=== Begin Enclosure ===

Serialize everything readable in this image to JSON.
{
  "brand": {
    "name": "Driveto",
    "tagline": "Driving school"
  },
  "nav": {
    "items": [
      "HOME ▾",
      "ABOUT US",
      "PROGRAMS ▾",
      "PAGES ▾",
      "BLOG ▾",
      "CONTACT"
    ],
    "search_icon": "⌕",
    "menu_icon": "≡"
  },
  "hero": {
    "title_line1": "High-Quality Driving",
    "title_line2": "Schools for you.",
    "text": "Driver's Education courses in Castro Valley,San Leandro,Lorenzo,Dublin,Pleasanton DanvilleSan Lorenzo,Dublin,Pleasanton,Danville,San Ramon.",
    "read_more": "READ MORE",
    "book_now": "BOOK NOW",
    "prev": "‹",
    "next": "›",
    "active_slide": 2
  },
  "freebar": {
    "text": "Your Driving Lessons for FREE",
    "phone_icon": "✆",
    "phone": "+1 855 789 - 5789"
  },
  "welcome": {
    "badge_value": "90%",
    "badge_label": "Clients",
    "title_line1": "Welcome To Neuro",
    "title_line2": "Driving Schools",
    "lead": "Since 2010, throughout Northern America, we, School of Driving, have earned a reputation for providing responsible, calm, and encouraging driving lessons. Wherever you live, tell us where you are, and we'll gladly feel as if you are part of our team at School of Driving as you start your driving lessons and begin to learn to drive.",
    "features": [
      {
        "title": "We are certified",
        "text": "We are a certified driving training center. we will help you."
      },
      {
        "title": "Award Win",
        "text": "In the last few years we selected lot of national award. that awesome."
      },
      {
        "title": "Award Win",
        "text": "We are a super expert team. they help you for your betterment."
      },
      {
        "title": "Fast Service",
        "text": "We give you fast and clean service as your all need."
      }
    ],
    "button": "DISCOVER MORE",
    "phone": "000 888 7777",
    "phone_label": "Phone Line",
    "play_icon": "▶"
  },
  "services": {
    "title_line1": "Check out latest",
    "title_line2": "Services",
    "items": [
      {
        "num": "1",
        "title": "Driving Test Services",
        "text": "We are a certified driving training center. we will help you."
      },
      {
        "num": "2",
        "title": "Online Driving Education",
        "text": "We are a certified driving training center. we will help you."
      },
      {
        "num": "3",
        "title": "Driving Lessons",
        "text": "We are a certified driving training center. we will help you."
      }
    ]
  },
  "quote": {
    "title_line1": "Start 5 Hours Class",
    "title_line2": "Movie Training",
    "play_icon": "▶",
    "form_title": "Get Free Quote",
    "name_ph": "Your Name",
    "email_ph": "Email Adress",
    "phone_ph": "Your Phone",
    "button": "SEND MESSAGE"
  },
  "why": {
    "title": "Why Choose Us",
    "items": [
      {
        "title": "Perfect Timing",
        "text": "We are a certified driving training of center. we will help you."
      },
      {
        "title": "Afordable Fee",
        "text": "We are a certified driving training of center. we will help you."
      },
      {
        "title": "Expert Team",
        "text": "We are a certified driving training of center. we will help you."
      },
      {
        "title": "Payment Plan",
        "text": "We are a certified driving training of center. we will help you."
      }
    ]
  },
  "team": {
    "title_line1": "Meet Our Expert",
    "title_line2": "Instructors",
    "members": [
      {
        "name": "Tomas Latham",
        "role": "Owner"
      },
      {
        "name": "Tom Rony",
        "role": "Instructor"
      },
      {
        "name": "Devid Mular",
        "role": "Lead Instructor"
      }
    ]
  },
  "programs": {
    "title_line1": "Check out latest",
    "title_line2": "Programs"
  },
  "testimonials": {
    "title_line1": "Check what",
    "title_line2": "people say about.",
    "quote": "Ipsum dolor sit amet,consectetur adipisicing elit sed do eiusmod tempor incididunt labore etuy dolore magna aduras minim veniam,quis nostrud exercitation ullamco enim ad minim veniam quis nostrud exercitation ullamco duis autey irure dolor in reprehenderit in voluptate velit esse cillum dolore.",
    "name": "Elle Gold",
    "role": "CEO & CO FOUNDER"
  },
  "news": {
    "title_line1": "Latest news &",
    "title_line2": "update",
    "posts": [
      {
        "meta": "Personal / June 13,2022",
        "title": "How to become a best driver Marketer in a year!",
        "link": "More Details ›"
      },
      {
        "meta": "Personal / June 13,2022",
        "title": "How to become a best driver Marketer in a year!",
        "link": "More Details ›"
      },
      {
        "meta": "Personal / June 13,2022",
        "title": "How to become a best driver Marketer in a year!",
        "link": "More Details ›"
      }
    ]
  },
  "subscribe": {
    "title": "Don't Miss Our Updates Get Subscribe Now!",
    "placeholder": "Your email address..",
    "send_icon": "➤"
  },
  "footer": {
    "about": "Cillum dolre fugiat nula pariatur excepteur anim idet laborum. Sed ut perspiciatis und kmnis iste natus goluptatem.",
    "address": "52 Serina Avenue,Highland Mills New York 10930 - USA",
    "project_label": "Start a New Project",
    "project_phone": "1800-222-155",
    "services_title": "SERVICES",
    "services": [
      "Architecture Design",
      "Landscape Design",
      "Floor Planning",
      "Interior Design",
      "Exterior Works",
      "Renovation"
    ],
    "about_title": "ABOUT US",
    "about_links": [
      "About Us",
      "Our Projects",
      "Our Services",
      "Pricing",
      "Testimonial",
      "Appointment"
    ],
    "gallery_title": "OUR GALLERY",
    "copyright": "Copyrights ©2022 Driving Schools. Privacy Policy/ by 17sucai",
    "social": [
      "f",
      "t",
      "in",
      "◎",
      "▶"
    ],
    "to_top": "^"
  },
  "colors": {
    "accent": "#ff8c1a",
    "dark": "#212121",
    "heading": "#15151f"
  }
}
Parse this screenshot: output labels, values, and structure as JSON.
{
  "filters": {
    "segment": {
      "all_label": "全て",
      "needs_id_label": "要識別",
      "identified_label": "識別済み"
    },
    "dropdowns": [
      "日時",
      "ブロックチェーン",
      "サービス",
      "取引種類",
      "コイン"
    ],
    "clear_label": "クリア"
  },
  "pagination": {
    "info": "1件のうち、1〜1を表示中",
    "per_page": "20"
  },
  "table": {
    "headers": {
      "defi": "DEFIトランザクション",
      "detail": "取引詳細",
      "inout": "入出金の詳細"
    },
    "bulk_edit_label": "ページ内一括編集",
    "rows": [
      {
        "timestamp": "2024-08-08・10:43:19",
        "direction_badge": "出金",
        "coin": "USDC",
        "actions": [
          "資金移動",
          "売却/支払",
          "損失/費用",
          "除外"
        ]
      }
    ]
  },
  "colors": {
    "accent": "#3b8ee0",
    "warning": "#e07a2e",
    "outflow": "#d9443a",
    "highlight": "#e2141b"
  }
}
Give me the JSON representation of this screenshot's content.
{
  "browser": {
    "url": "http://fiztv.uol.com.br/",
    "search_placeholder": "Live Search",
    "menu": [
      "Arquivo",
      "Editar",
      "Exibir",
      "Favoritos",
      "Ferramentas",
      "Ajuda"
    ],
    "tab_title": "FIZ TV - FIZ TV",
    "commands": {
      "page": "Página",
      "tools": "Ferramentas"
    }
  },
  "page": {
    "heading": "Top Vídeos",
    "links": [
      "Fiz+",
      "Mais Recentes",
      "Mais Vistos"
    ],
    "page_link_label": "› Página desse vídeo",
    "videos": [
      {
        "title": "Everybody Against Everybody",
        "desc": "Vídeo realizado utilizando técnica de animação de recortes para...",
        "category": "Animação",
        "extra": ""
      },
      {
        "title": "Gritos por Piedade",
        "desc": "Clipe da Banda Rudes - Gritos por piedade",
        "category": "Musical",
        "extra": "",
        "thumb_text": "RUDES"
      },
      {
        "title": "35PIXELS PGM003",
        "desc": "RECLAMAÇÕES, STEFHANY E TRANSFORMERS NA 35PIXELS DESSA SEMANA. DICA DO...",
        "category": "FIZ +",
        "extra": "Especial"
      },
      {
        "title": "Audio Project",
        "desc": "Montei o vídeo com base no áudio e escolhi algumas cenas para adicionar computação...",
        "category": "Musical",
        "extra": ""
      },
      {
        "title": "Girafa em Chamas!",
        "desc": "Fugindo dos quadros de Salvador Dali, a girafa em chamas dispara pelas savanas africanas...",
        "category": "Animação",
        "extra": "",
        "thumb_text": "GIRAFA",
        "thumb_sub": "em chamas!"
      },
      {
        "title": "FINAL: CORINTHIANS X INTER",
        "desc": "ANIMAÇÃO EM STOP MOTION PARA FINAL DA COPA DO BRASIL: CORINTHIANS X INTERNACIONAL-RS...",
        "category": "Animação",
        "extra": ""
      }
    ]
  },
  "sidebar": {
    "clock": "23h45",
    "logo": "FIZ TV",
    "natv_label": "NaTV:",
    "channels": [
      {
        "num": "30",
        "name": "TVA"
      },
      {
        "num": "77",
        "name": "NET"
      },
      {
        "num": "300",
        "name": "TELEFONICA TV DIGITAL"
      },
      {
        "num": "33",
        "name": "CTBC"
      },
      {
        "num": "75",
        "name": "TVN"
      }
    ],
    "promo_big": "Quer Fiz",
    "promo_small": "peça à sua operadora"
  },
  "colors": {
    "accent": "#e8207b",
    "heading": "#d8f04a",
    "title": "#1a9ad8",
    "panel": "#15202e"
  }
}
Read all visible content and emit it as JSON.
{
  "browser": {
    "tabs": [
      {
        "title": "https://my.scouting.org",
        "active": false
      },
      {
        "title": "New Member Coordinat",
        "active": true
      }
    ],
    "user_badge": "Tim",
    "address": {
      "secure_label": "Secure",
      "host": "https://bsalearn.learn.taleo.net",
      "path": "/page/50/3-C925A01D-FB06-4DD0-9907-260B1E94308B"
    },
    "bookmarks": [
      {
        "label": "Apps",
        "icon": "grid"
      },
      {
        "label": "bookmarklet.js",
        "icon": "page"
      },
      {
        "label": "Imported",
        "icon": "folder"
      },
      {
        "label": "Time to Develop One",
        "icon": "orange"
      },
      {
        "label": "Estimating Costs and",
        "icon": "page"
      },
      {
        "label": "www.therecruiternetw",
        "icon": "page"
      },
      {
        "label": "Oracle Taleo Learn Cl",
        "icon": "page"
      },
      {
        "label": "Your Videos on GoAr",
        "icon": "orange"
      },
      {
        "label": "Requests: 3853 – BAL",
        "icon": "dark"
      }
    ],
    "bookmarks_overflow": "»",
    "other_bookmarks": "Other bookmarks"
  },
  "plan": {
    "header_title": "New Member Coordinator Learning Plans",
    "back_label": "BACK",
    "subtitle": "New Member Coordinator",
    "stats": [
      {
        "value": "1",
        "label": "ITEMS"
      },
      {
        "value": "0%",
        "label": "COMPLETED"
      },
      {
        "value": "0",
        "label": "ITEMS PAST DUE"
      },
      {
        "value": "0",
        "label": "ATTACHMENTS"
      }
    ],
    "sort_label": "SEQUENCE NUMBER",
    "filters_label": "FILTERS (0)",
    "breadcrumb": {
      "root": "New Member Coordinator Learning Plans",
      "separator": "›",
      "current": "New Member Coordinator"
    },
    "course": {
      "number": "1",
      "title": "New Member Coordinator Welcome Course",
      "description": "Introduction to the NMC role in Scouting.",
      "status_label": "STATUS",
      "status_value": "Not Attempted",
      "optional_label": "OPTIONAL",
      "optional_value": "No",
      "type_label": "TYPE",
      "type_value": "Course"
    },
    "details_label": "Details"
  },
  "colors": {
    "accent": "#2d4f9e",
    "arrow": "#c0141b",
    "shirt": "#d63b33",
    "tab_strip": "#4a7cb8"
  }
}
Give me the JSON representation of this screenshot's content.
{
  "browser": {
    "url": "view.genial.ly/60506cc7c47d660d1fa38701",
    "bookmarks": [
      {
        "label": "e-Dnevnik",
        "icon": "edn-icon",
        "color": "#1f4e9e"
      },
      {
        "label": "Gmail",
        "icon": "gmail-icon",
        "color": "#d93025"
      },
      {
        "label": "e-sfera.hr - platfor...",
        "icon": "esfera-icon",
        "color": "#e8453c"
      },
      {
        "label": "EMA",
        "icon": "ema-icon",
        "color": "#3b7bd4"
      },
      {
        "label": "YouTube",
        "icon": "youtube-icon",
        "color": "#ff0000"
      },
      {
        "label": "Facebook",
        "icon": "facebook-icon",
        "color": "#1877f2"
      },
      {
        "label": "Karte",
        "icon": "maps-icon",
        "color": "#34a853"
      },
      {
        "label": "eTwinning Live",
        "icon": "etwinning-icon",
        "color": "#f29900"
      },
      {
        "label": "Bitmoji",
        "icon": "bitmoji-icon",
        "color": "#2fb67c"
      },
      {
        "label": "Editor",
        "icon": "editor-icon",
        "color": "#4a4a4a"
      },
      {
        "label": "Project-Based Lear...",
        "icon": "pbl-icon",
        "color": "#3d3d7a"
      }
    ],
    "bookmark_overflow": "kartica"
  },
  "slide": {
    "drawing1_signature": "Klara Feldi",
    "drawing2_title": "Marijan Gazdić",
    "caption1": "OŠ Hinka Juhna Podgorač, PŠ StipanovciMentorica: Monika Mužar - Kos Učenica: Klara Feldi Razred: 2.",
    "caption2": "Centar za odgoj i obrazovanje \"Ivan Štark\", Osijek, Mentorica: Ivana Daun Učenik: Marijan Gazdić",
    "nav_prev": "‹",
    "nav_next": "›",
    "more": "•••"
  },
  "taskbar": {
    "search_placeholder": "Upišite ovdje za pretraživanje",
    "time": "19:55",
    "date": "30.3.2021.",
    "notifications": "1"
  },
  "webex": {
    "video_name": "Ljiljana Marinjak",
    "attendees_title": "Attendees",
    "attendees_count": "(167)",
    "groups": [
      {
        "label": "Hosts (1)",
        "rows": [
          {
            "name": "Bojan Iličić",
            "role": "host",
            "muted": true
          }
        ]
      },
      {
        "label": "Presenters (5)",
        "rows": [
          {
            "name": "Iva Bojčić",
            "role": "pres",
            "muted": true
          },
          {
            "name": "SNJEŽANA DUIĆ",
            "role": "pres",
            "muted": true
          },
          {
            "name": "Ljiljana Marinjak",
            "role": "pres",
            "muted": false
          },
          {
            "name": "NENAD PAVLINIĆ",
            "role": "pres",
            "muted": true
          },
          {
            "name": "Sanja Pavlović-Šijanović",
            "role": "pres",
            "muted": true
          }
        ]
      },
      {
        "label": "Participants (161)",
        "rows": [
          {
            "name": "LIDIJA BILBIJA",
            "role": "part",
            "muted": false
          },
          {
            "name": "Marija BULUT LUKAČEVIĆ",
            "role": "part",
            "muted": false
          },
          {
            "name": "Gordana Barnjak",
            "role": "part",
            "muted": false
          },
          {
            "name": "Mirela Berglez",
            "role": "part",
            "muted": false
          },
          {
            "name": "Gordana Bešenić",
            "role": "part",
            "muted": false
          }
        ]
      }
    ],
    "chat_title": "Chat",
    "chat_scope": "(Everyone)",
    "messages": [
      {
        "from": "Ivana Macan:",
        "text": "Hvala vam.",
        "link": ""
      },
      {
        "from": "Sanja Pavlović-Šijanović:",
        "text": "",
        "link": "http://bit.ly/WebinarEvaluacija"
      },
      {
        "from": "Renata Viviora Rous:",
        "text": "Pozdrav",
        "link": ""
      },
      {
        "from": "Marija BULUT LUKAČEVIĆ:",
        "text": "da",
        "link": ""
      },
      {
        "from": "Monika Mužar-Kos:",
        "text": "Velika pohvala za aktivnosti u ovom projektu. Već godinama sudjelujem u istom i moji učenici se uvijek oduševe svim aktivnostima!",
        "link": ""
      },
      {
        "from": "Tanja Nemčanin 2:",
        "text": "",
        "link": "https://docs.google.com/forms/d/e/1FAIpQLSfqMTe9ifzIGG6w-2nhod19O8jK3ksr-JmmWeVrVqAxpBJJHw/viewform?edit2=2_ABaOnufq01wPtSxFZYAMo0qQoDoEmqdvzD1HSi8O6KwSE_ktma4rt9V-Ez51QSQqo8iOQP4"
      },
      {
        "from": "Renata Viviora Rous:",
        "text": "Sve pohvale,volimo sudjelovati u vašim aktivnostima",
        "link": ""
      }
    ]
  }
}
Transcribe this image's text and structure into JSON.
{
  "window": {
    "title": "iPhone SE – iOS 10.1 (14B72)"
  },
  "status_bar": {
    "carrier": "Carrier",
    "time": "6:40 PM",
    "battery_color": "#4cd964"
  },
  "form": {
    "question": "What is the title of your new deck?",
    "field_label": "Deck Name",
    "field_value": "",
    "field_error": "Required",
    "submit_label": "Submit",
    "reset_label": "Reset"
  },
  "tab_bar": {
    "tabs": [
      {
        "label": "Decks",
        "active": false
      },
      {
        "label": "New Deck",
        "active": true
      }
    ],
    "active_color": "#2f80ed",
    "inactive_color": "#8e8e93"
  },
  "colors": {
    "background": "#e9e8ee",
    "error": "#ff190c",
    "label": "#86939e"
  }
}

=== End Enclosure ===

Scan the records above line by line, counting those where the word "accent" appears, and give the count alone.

4